For these images, sent in by reader Janet Wylie, is festive time of old, and the days between Christmas time and New Year, personified.
I’m sure people of a certain age will relate to the scene and recognise the style of clothing worn by the little ones, as Janet explains.
“The the photos were taken in 1965,” said Janet.
“They were taken on a box Brownie camera in the backyard of number 24 Edith Street, Lawe Top.
“The photo shows, tallest girl (my sister Jackie Wales), second tallest girl (me) and the smallest girl, our friend Christine Whalen who lived across the road from us.
“The sledge was made by my father, and Jackie and my coats were made by mam from one of her old coats.
“Our hats, scarves and gloves were knit by mam. You can see the door to the outside netty. Those were the days of proper snowfalls. I am about nine years old and Jackie is 11 years old.”
In those days, most youngsters would have been sporting such hand-made clothes, cleverly crafted by parents or aunts.

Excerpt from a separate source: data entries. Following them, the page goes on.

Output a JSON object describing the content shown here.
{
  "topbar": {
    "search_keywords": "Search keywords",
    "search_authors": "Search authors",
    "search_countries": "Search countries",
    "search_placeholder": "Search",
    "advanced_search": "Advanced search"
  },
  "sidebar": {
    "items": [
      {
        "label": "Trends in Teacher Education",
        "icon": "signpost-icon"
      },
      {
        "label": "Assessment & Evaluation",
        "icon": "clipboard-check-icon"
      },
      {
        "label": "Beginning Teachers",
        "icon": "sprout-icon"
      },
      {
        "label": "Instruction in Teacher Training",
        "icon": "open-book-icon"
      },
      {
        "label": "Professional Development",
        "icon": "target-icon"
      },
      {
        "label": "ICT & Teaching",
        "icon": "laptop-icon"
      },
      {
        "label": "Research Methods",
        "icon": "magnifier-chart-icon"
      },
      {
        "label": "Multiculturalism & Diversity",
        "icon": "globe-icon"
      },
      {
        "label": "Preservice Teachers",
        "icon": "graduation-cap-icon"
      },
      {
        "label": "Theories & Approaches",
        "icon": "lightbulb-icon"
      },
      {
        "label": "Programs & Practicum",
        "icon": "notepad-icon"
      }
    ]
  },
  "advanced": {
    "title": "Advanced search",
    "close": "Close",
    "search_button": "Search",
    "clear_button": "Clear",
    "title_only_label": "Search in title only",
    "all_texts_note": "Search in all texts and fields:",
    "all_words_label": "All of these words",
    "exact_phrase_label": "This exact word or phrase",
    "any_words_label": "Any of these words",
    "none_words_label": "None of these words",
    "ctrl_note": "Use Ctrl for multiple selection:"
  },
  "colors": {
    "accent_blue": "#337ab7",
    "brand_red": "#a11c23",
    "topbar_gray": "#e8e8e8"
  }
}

The weeks after Christmas were, of course, a good time to try out such presents, scarves, hats and gloves.
And with snow seemingly an annual occurrence, they were a welcome defence against the cold.
When money was tight, and sadly it still is for many, clothes had to be recycled, so one pair of trousers would be altered several times over as they were passed down from son to sibling and on again to any others following on.
The hems of dresses were raised and lowered with each “new owner” and woolly hats would have covered many a head in their life-time before finally finding their way onto the Guy.
In the finest tradition of self-sufficiency, I well remember getting hand-knitted tank tops for Christmas and birthdays, a colourful collection that lasted long after the shop-bought jumpers became threadbare.
For most people such manufactured clothes were a luxury, kept for Sunday best or those special occasions.
Perhaps that’s why children of that era were so appreciative of any new item of clothing received.
There were no designer brands in those days, and school uniforms were only worn by certain schools, with the vast majority of pupils turning up for class in much the same clothes as they wore in the street back home.
Still, there were no arguments as to whose trainers were the most exclusive – one pari of black plimsolls looked much like another.
The days after Christmas were great for little ones, a chance to be with cousins you may not have seen from one year to the next; play with presents or run wild outside in that “inevitable” snow.
They were unsophisticated, naive days, but ones which many of us wouldn’t have swapped for the world!